Better not a “mere snip” at £6m a litre

Thoroughbred horses are increasingly inbred | The Economist

Superstar sires “cover”, as horsey types call mating, over 200 mares per year, up from 40 in Northern Dancer’s day.

At first, horse breeders did not consider inbreeding a problem. On the contrary: horses, like maidens, were better when purer. Within a century of the arrival of those three stallions, it was decided that the job of perfecting the horse had been done so well that the stud book was closed to new entrants. Aristocrats policed the parentage of their horses, listing their dams and sires in Weatherbys stud book.
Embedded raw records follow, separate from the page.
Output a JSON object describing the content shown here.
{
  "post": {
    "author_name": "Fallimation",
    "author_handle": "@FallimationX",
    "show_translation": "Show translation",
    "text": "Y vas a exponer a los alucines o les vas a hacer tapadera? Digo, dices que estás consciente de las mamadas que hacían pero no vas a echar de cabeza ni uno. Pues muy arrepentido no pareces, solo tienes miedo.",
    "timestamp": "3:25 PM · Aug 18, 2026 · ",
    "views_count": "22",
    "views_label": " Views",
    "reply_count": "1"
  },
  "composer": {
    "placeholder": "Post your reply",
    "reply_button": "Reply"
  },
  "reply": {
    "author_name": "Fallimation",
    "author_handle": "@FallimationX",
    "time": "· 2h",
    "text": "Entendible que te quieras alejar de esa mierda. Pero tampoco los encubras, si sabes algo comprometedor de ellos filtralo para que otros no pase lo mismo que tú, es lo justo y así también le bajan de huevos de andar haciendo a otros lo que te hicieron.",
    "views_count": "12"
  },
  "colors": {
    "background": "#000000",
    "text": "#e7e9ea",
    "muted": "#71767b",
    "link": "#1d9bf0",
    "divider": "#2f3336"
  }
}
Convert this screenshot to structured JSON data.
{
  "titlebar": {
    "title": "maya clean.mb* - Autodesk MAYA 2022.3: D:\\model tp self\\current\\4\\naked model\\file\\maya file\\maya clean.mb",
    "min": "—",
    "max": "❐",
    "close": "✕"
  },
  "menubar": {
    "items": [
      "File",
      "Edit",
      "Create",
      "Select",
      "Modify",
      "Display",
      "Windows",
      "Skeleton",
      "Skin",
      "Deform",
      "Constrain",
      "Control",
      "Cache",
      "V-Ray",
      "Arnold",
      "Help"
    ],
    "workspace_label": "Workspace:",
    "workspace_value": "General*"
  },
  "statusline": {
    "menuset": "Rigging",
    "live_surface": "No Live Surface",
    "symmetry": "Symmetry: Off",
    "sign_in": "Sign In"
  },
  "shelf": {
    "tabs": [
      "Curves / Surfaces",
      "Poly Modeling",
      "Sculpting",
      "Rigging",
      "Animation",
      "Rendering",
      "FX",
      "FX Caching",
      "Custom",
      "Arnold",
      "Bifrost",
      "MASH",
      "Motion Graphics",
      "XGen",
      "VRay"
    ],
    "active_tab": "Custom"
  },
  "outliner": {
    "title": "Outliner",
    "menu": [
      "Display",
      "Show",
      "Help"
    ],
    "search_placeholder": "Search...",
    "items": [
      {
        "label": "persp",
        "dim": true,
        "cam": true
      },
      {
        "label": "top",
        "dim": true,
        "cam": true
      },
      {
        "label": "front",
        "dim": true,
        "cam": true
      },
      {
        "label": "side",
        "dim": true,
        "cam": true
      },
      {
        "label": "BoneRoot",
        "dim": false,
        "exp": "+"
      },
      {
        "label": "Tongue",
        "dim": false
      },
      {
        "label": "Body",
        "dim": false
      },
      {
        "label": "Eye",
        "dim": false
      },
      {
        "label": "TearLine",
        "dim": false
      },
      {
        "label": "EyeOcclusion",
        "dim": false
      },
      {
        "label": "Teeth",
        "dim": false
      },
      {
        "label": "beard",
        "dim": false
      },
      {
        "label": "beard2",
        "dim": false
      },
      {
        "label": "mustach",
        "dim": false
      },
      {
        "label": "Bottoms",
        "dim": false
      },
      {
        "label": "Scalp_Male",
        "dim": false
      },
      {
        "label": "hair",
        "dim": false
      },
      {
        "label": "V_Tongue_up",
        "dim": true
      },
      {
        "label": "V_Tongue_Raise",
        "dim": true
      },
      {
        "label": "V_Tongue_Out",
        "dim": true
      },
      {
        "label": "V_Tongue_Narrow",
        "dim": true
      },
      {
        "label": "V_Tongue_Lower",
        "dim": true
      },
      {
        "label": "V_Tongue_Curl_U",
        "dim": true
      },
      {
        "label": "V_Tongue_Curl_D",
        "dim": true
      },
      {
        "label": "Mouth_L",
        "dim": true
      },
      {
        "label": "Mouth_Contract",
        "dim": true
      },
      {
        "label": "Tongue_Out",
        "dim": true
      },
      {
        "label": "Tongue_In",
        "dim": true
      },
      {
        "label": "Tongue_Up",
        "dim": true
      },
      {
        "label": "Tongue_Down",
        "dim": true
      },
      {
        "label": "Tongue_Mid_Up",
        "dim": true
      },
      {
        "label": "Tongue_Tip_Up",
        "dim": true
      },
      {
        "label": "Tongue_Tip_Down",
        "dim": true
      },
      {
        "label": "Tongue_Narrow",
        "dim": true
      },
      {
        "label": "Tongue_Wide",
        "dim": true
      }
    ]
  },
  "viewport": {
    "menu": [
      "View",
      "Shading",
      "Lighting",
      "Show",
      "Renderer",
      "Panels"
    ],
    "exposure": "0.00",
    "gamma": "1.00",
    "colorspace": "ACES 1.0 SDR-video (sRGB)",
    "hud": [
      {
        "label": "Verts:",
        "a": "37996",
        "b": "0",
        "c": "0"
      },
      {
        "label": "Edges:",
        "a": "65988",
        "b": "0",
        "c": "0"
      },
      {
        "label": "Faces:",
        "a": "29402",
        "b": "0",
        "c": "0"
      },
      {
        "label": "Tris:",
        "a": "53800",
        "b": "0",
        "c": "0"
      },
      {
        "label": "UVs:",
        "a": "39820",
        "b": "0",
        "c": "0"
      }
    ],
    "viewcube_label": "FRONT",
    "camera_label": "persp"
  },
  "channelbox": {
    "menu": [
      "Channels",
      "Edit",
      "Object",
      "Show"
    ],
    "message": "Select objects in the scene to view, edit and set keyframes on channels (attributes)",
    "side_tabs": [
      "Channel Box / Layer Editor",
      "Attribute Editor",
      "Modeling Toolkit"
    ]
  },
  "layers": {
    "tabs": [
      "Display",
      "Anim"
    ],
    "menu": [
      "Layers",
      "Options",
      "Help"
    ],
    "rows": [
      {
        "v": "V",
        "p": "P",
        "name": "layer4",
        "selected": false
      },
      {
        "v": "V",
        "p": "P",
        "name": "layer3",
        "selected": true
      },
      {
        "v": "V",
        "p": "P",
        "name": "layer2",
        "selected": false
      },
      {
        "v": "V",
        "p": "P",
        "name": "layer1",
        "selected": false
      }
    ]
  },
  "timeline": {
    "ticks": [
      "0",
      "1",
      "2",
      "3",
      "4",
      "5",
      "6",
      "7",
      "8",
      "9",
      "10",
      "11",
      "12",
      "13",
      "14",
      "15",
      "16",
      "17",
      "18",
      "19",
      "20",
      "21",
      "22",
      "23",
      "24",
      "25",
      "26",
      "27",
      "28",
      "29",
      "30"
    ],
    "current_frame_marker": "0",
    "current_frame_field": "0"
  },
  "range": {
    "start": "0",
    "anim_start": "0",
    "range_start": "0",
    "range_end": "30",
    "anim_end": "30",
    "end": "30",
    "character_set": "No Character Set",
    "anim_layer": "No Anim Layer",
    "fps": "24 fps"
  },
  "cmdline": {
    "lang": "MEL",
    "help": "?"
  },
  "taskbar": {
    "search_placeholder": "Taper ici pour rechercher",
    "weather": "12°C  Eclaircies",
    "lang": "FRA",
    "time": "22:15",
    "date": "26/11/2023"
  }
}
In 1826 Burke’s Peerage appeared, allowing aristocrats to do much the same for themselves. Francis Galton, the father of eugenics, recommended that “no time ought to be lost” in instituting a human equivalent to the stud book, to record not class, but fitness and form.
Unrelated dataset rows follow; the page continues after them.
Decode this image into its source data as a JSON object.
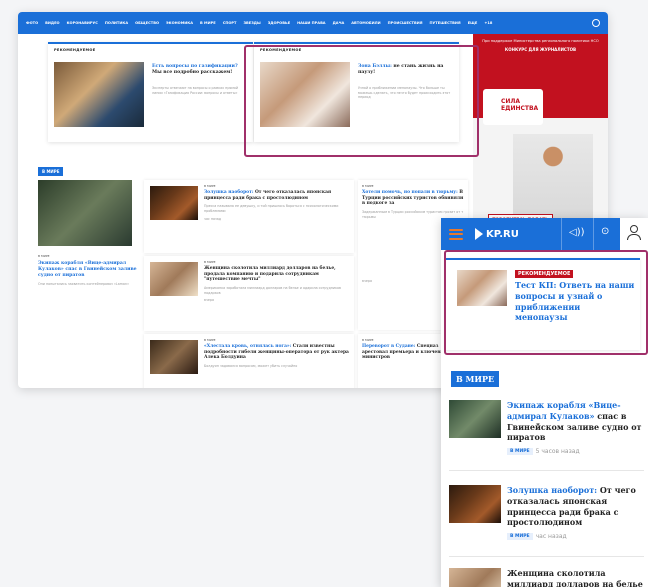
{
  "desktop": {
    "nav": [
      "ФОТО",
      "ВИДЕО",
      "КОРОНАВИРУС",
      "ПОЛИТИКА",
      "ОБЩЕСТВО",
      "ЭКОНОМИКА",
      "В МИРЕ",
      "СПОРТ",
      "ЗВЕЗДЫ",
      "ЗДОРОВЬЕ",
      "НАШИ ПРАВА",
      "ДАЧА",
      "АВТОМОБИЛИ",
      "ПРОИСШЕСТВИЯ",
      "ПУТЕШЕСТВИЯ",
      "ЕЩЕ"
    ],
    "nav_extra": "+18",
    "rec1": {
      "tag": "РЕКОМЕНДУЕМОЕ",
      "title_blue": "Есть вопросы по газификации?",
      "title_rest": " Мы все подробно расскажем!",
      "sub": "Эксперты отвечают на вопросы о рамках прямой линии «Газификация России: вопросы и ответы»"
    },
    "rec2": {
      "tag": "РЕКОМЕНДУЕМОЕ",
      "title_blue": "Зона Бэллы:",
      "title_rest": " не стань жизнь на паузу!",
      "sub": "Узнай о приближении менопаузы. Что больше ты можешь сделать, что нечто будет происходить этот период"
    },
    "ad": {
      "top": "При поддержке Министерства регионального политики НСО",
      "contest": "КОНКУРС ДЛЯ ЖУРНАЛИСТОВ",
      "logo": "СИЛА ЕДИНСТВА",
      "cta": "ТОРОПИТЕСЬ ПОДАТЬ ЗАЯВКУ"
    },
    "section": "В МИРЕ",
    "left": {
      "tag": "В МИРЕ",
      "title": "Экипаж корабля «Вице-адмирал Кулаков» спас в Гвинейском заливе судно от пиратов",
      "sub": "Они попытались захватить контейнеровоз «Laman»"
    },
    "mid": [
      {
        "tag": "В МИРЕ",
        "blue": "Золушка наоборот:",
        "rest": " От чего отказалась японская принцесса ради брака с простолюдином",
        "sub": "Пресса называла ее девушку, и той пришлось бороться с психологическими проблемами",
        "time": "час назад"
      },
      {
        "tag": "В МИРЕ",
        "blue": "",
        "rest": "Женщина сколотила миллиард долларов на белье, продала компанию и подарила сотрудникам \"путешествие мечты\"",
        "sub": "Американка заработала миллиард долларов на белье и одарила сотрудников подарков",
        "time": "вчера"
      },
      {
        "tag": "В МИРЕ",
        "blue": "«Хлестала кровь, отнялась нога»:",
        "rest": " Стали известны подробности гибели женщины-оператора от рук актера Алека Болдуина",
        "sub": "Болдуин задавался вопросом, может убить случайно",
        "time": ""
      }
    ],
    "right": [
      {
        "tag": "В МИРЕ",
        "blue": "Хотели помочь, но попали в тюрьму:",
        "rest": " В Турции российских туристов обвиняли в подкоге за",
        "sub": "Задержанным в Турции российским туристам грозит от т тюрьмы",
        "time": "вчера"
      },
      {
        "tag": "В МИРЕ",
        "blue": "Переворот в Судане:",
        "rest": " Спецназ арестовал премьера и ключевых министров",
        "sub": "",
        "time": ""
      }
    ]
  },
  "mobile": {
    "logo": "KP.RU",
    "rec": {
      "tag": "РЕКОМЕНДУЕМОЕ",
      "title": "Тест КП: Ответь на наши вопросы и узнай о приближении менопаузы"
    },
    "section": "В МИРЕ",
    "items": [
      {
        "blue": "Экипаж корабля «Вице-адмирал Кулаков»",
        "rest": " спас в Гвинейском заливе судно от пиратов",
        "tag": "В МИРЕ",
        "time": "5 часов назад"
      },
      {
        "blue": "Золушка наоборот:",
        "rest": " От чего отказалась японская принцесса ради брака с простолюдином",
        "tag": "В МИРЕ",
        "time": "час назад"
      },
      {
        "blue": "",
        "rest": "Женщина сколотила миллиард долларов на белье",
        "tag": "",
        "time": ""
      }
    ]
  },
  "colors": {
    "brand": "#1a6fd8",
    "highlight": "#a0306a",
    "ad_red": "#c2111f"
  }
}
Eugenics has fallen out of fashion. The horsey equivalent has not. Thoroughbreds can earn far more from propagating their race than from running races. At the National Stud, one commands a fee of £25,000 ($35,000) for a cover. Galileo, among the world’s finest stallions, is rumoured to command £600,000 a pop.
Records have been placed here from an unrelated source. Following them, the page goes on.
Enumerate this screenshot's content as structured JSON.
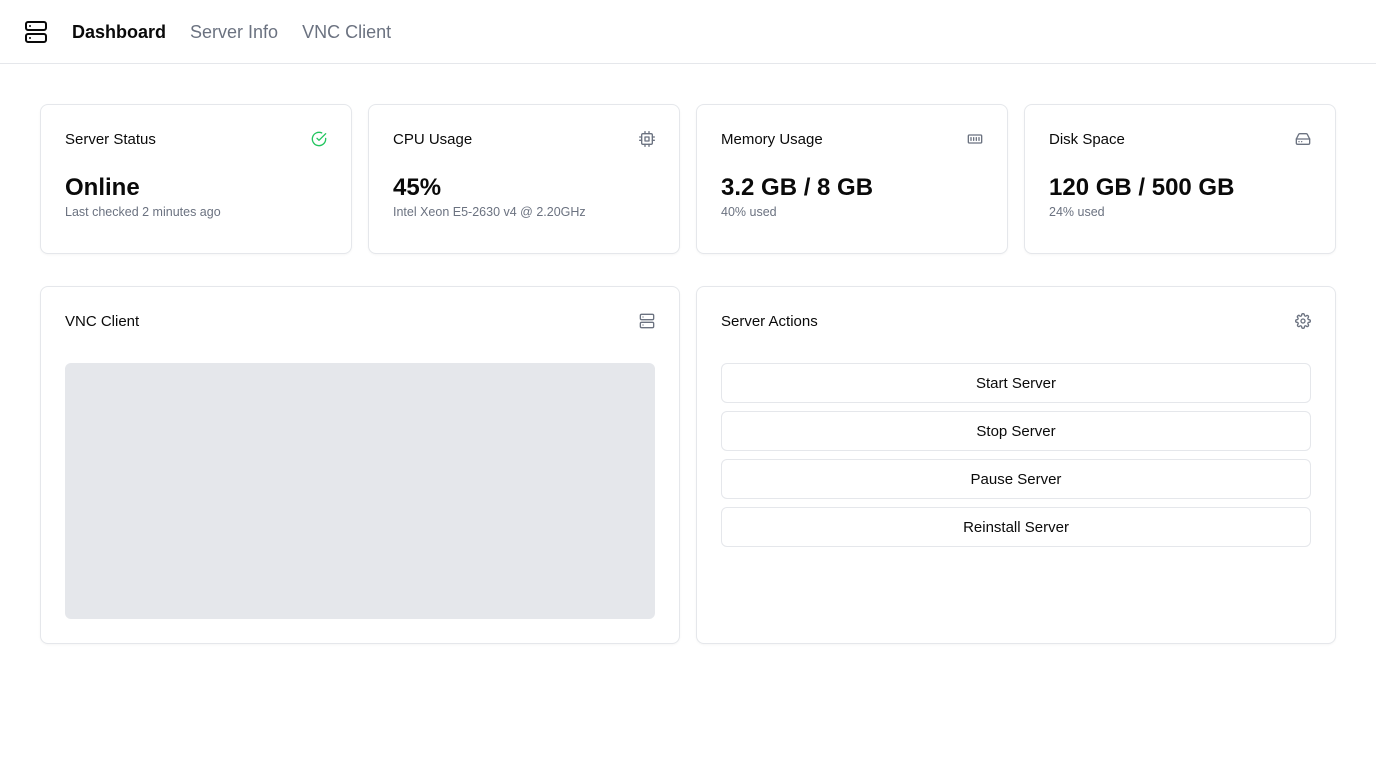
{
  "nav": {
    "logo_icon": "server-icon",
    "items": [
      {
        "label": "Dashboard",
        "active": true
      },
      {
        "label": "Server Info",
        "active": false
      },
      {
        "label": "VNC Client",
        "active": false
      }
    ]
  },
  "stats": {
    "server_status": {
      "title": "Server Status",
      "value": "Online",
      "sub": "Last checked 2 minutes ago",
      "icon": "check-circle-icon",
      "icon_color": "#22c55e"
    },
    "cpu": {
      "title": "CPU Usage",
      "value": "45%",
      "sub": "Intel Xeon E5-2630 v4 @ 2.20GHz",
      "icon": "cpu-icon"
    },
    "memory": {
      "title": "Memory Usage",
      "value": "3.2 GB / 8 GB",
      "sub": "40% used",
      "icon": "memory-stick-icon"
    },
    "disk": {
      "title": "Disk Space",
      "value": "120 GB / 500 GB",
      "sub": "24% used",
      "icon": "hard-drive-icon"
    }
  },
  "vnc": {
    "title": "VNC Client",
    "icon": "server-icon"
  },
  "actions": {
    "title": "Server Actions",
    "icon": "gear-icon",
    "buttons": {
      "start": "Start Server",
      "stop": "Stop Server",
      "pause": "Pause Server",
      "reinstall": "Reinstall Server"
    }
  }
}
Such fees make the very best thoroughbred semen one of the world’s most expensive substances, at around £6m a litre.